** Opening SOURCE MATERIAL block **

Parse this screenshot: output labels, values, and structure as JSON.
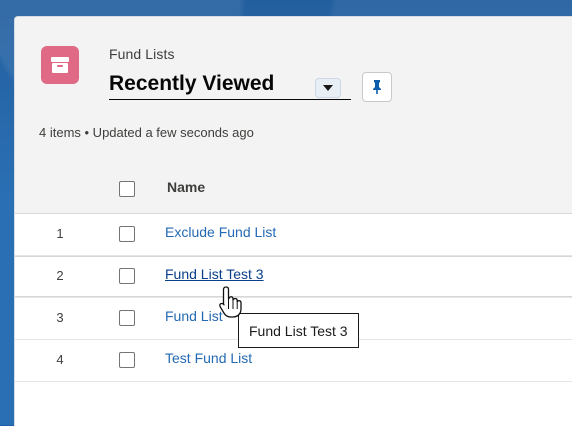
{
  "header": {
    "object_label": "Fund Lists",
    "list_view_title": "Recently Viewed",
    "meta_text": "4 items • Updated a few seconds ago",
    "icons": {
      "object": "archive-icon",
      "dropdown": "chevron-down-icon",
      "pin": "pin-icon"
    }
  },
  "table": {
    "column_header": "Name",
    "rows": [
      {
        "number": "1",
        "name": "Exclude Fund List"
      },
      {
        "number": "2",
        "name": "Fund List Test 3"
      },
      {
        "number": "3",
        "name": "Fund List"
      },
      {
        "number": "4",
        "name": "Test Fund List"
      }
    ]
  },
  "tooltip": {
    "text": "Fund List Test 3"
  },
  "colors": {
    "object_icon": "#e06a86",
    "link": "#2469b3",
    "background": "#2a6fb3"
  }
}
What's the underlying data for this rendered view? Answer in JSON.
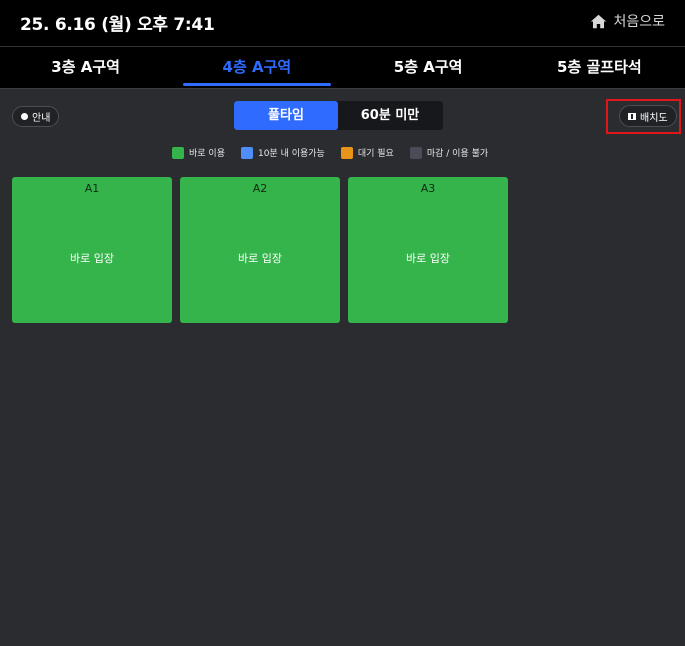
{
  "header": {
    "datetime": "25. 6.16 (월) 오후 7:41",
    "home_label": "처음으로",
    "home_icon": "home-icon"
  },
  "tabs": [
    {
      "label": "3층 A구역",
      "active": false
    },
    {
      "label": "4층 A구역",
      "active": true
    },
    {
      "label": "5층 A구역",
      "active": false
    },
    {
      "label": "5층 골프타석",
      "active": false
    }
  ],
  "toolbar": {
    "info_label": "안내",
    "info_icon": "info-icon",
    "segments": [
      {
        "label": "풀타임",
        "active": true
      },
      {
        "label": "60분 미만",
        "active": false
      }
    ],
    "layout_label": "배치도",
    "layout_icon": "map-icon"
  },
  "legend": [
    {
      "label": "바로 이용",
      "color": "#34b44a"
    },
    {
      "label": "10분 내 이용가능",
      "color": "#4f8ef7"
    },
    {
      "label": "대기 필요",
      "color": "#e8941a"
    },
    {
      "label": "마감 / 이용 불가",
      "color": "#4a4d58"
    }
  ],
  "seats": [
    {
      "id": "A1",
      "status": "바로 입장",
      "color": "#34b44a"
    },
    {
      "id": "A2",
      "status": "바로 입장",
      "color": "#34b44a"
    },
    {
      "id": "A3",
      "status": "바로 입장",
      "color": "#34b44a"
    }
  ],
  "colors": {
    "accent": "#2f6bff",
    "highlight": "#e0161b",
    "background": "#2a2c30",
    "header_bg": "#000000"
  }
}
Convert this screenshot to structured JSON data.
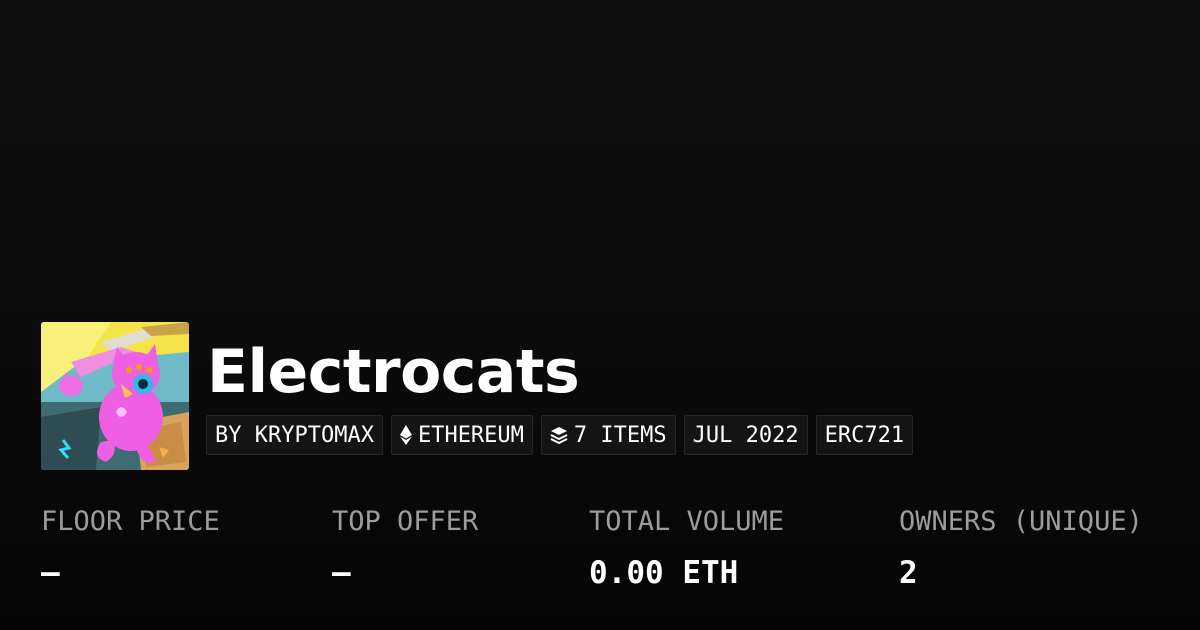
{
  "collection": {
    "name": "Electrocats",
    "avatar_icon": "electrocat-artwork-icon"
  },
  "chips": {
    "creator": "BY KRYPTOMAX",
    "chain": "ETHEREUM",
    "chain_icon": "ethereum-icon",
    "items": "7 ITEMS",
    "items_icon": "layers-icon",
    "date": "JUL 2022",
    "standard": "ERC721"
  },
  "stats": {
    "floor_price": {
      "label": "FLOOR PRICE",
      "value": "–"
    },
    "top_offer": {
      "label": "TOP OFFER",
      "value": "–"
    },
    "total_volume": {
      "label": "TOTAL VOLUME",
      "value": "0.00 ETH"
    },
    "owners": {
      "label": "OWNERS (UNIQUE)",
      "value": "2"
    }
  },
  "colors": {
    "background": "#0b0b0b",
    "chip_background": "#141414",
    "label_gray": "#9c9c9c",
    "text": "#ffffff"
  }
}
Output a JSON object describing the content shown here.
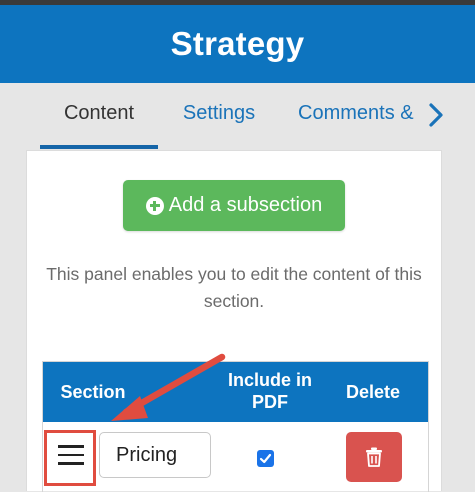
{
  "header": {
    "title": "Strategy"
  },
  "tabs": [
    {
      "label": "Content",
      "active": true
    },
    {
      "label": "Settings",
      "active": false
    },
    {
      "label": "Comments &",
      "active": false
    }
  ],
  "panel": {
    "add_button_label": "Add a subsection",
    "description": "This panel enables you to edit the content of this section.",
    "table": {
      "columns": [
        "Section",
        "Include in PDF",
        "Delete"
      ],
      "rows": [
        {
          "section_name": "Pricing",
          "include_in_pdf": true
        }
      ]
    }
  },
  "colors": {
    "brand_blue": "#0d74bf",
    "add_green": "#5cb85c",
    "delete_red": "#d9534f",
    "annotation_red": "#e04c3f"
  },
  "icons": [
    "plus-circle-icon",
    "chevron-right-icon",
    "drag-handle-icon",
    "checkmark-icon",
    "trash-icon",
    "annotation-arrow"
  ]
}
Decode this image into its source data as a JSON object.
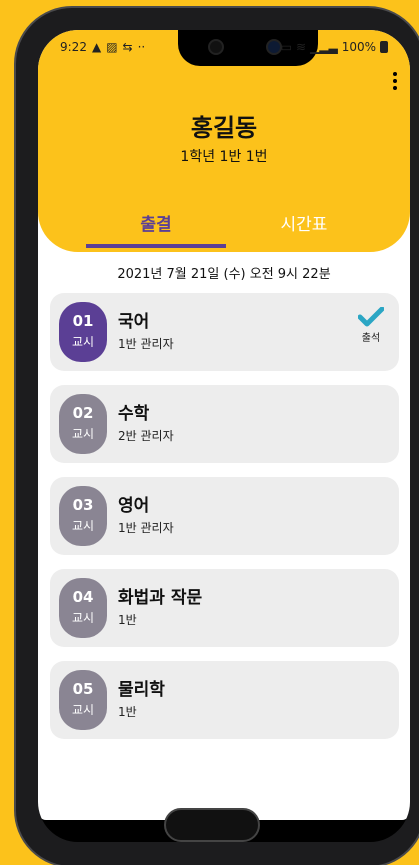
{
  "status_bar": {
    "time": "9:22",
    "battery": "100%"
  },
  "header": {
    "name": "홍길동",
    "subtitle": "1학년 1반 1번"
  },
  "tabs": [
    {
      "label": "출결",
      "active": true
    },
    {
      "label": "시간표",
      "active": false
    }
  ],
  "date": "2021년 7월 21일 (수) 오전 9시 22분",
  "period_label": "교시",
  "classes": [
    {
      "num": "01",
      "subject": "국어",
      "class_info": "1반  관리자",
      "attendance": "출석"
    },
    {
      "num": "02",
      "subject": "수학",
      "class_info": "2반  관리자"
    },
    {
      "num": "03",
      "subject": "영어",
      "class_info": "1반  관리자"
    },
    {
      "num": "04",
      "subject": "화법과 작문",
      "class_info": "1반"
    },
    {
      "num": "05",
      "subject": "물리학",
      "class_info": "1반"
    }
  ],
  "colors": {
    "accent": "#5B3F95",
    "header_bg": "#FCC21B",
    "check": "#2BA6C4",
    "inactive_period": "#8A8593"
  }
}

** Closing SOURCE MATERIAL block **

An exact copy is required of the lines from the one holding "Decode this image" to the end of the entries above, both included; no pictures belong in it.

• [ANSWER]
Decode this image into its source data as a JSON object.
{
  "status_bar": {
    "time": "9:22",
    "battery": "100%"
  },
  "header": {
    "name": "홍길동",
    "subtitle": "1학년 1반 1번"
  },
  "tabs": [
    {
      "label": "출결",
      "active": true
    },
    {
      "label": "시간표",
      "active": false
    }
  ],
  "date": "2021년 7월 21일 (수) 오전 9시 22분",
  "period_label": "교시",
  "classes": [
    {
      "num": "01",
      "subject": "국어",
      "class_info": "1반  관리자",
      "attendance": "출석"
    },
    {
      "num": "02",
      "subject": "수학",
      "class_info": "2반  관리자"
    },
    {
      "num": "03",
      "subject": "영어",
      "class_info": "1반  관리자"
    },
    {
      "num": "04",
      "subject": "화법과 작문",
      "class_info": "1반"
    },
    {
      "num": "05",
      "subject": "물리학",
      "class_info": "1반"
    }
  ],
  "colors": {
    "accent": "#5B3F95",
    "header_bg": "#FCC21B",
    "check": "#2BA6C4",
    "inactive_period": "#8A8593"
  }
}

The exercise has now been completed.